Beyond quelling protests: Time for productive youth engagement
From October 8, 2020, Nigeria witnessed an unprecedented revolt of its youth against police brutality, bad governance, injustice and whatever constitutes the bane of development to the nation.
Since its rise to democratic rule from military dictatorship in 1999, the country whose population is predominantly youth, has been ruled by leaders from its 2.74 per cent population of old people between 65 years and above.
Meanwhile in 2019, 43. 69 per cent of the country's population was between the ages of 0-14 years and 53.57 per cent of the population between 15-64 years old.
Data from the National Bureau of Statistics, NBS, released on the second quarter of 2020, shows that the worst-hit segment of the county's population by its unemployment crisis are youths with over 13.9 million of its 21,764,614 unemployed citizens currently jobless.
With such a high percentage of young people unemployed, a significant population of its youth is apparently poor and needy. It is also apparent that while Nigeria has failed to plan for its youths, its mostly elderly leadership has systematically shielded them from participating in governance to chat their own cause.
Although educated, talented and hardworking, the average Nigerian youth has been caught in the web of an older generation that eats into his present, and a greedy political class that eats into his future, thus effectively voiding the maxim that "youths are the leaders of tomorrow."
It is therefore not surprising that Nigerian youth rose up with the EndSARS protests to display the augury of imminent chaos if the current trajectory of maladministration, insecurity, injustice and systemic failure is sustained.
For anyone who cares to listen, no nation neglects such an energetic, young and talented population without consequences. One of such effects is the disappearance of patriotic zeal and resurgence of nihilistic tendencies such as were in display during the protests.
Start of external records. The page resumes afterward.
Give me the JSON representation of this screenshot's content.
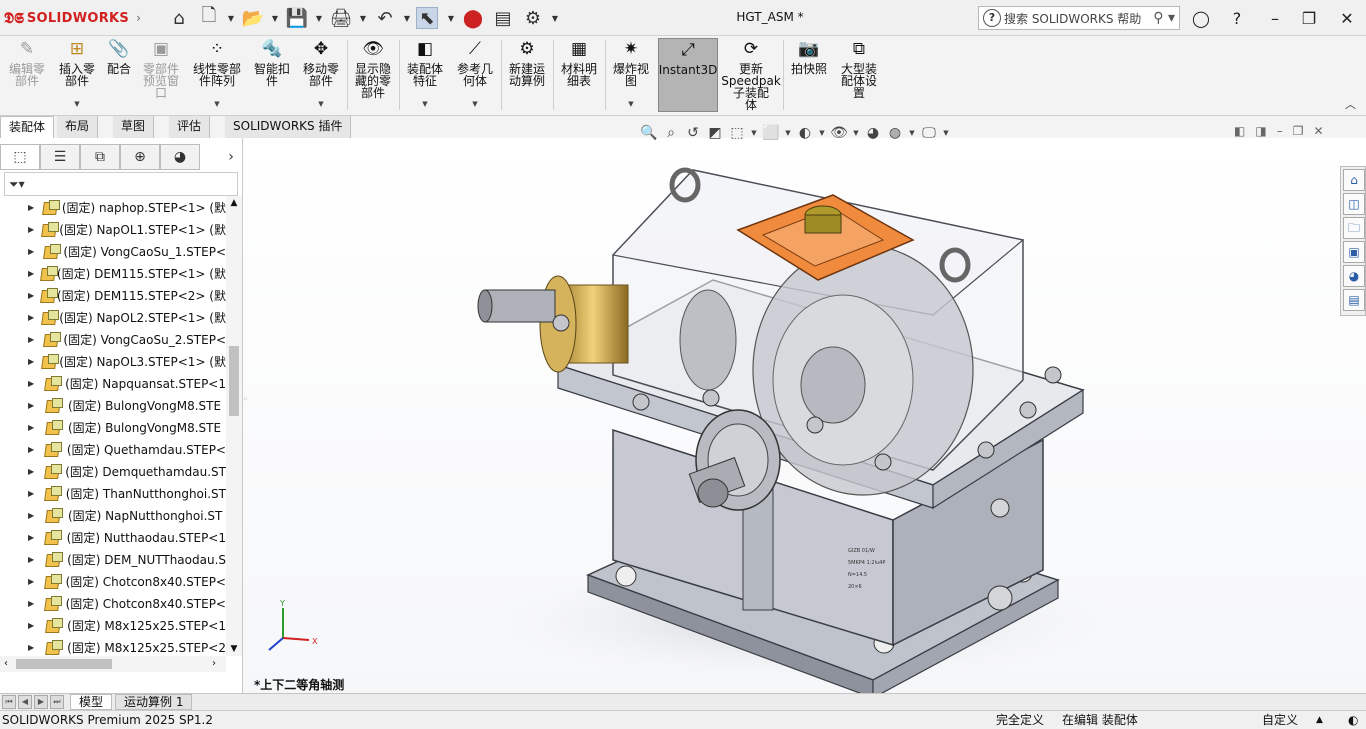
{
  "app": {
    "brand": "SOLIDWORKS",
    "title": "HGT_ASM *"
  },
  "search": {
    "placeholder": "搜索 SOLIDWORKS 帮助"
  },
  "ribbon": {
    "buttons": [
      {
        "label": "编辑零\n部件",
        "icon": "edit-component-icon",
        "disabled": true
      },
      {
        "label": "插入零\n部件",
        "icon": "insert-component-icon"
      },
      {
        "label": "配合",
        "icon": "mate-icon"
      },
      {
        "label": "零部件\n预览窗\n口",
        "icon": "preview-window-icon",
        "disabled": true
      },
      {
        "label": "线性零部\n件阵列",
        "icon": "linear-pattern-icon"
      },
      {
        "label": "智能扣\n件",
        "icon": "smart-fastener-icon"
      },
      {
        "label": "移动零\n部件",
        "icon": "move-component-icon"
      },
      {
        "label": "显示隐\n藏的零\n部件",
        "icon": "show-hidden-icon"
      },
      {
        "label": "装配体\n特征",
        "icon": "assembly-feature-icon"
      },
      {
        "label": "参考几\n何体",
        "icon": "reference-geometry-icon"
      },
      {
        "label": "新建运\n动算例",
        "icon": "motion-study-icon"
      },
      {
        "label": "材料明\n细表",
        "icon": "bom-icon"
      },
      {
        "label": "爆炸视\n图",
        "icon": "exploded-view-icon"
      },
      {
        "label": "Instant3D",
        "icon": "instant3d-icon"
      },
      {
        "label": "更新\nSpeedpak\n子装配\n体",
        "icon": "speedpak-icon"
      },
      {
        "label": "拍快照",
        "icon": "snapshot-icon"
      },
      {
        "label": "大型装\n配体设\n置",
        "icon": "large-assembly-icon"
      }
    ]
  },
  "tabs": [
    "装配体",
    "布局",
    "草图",
    "评估",
    "SOLIDWORKS 插件"
  ],
  "tree": {
    "items": [
      {
        "text": "(固定) naphop.STEP<1> (默"
      },
      {
        "text": "(固定) NapOL1.STEP<1> (默"
      },
      {
        "text": "(固定) VongCaoSu_1.STEP<"
      },
      {
        "text": "(固定) DEM115.STEP<1> (默"
      },
      {
        "text": "(固定) DEM115.STEP<2> (默"
      },
      {
        "text": "(固定) NapOL2.STEP<1> (默"
      },
      {
        "text": "(固定) VongCaoSu_2.STEP<"
      },
      {
        "text": "(固定) NapOL3.STEP<1> (默"
      },
      {
        "text": "(固定) Napquansat.STEP<1"
      },
      {
        "text": "(固定) BulongVongM8.STE"
      },
      {
        "text": "(固定) BulongVongM8.STE"
      },
      {
        "text": "(固定) Quethamdau.STEP<"
      },
      {
        "text": "(固定) Demquethamdau.ST"
      },
      {
        "text": "(固定) ThanNutthonghoi.ST"
      },
      {
        "text": "(固定) NapNutthonghoi.ST"
      },
      {
        "text": "(固定) Nutthaodau.STEP<1"
      },
      {
        "text": "(固定) DEM_NUTThaodau.S"
      },
      {
        "text": "(固定) Chotcon8x40.STEP<"
      },
      {
        "text": "(固定) Chotcon8x40.STEP<"
      },
      {
        "text": "(固定) M8x125x25.STEP<1"
      },
      {
        "text": "(固定) M8x125x25.STEP<2"
      }
    ]
  },
  "viewport": {
    "view_name": "*上下二等角轴测",
    "triad": {
      "x": "X",
      "y": "Y"
    },
    "part_marking": [
      "GIZB 01/W",
      "5MKP4 1:2lu4P",
      "N=14.5",
      "20×6"
    ]
  },
  "bottom_tabs": [
    "模型",
    "运动算例 1"
  ],
  "status": {
    "product": "SOLIDWORKS Premium 2025 SP1.2",
    "definition": "完全定义",
    "editing": "在编辑 装配体",
    "units": "自定义"
  },
  "colors": {
    "accent": "#d21f1f",
    "highlight_plate": "#f08a3c",
    "housing": "#cfd2d8"
  }
}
While the looting, arson and killing of innocent citizens, and security personnel is condemnable, they are a reflection of how mean spirited and disrespectful the Nigerian state has become to human life and its own corporate existence.
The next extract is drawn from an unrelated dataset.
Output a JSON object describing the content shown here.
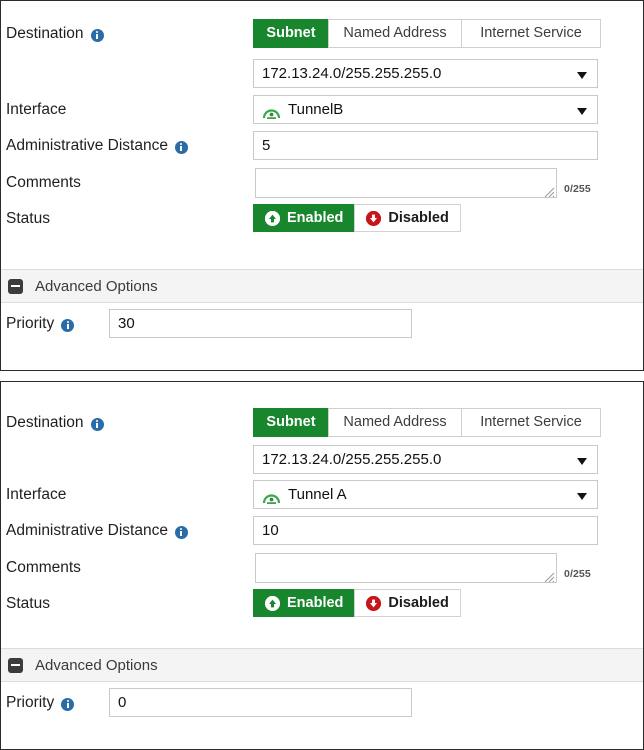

As the struggle for survival gradually becomes a street fight and mindless agitations flood every part of the country, the need to take steps towards de-escalation has become more urgent as the situation portends grave danger not only to the citizenry, but also the corporate existence of the country.
Although the government ill-advisedly adopted the use of excessive force to quell the crisis, the long term solution to such agitations is rarely a gun-toting one. It is therefore imperative that government ensures youth inclusion in public governance and rapid industrialization of the country to create jobs and keep the youth busy and away from the streets.
Nigeria’s economy must offer hope to its young population; hope of recovery, sustainability, growth and gainful participation. Government must therefore revisit its economic policies that directly affect the purchasing power of ordinary Nigerians as that renders them helpless in the face of skyrocketing market prices, and forms a gradual build-up of a vengeful outpouring that manifests as looting, arson and killing.
Avenues must also be sought, in addition to the provision of employment opportunities, to engage youth in productive activities. The country's budget to the Youth and Sports Ministry must be revisited to encapsulate youth empowerment and mainstreaming of national goals for youth in the day-to-day running of the country.
© 2015 The Abuja Inquirer | Newspaper. Designed by G E Springfield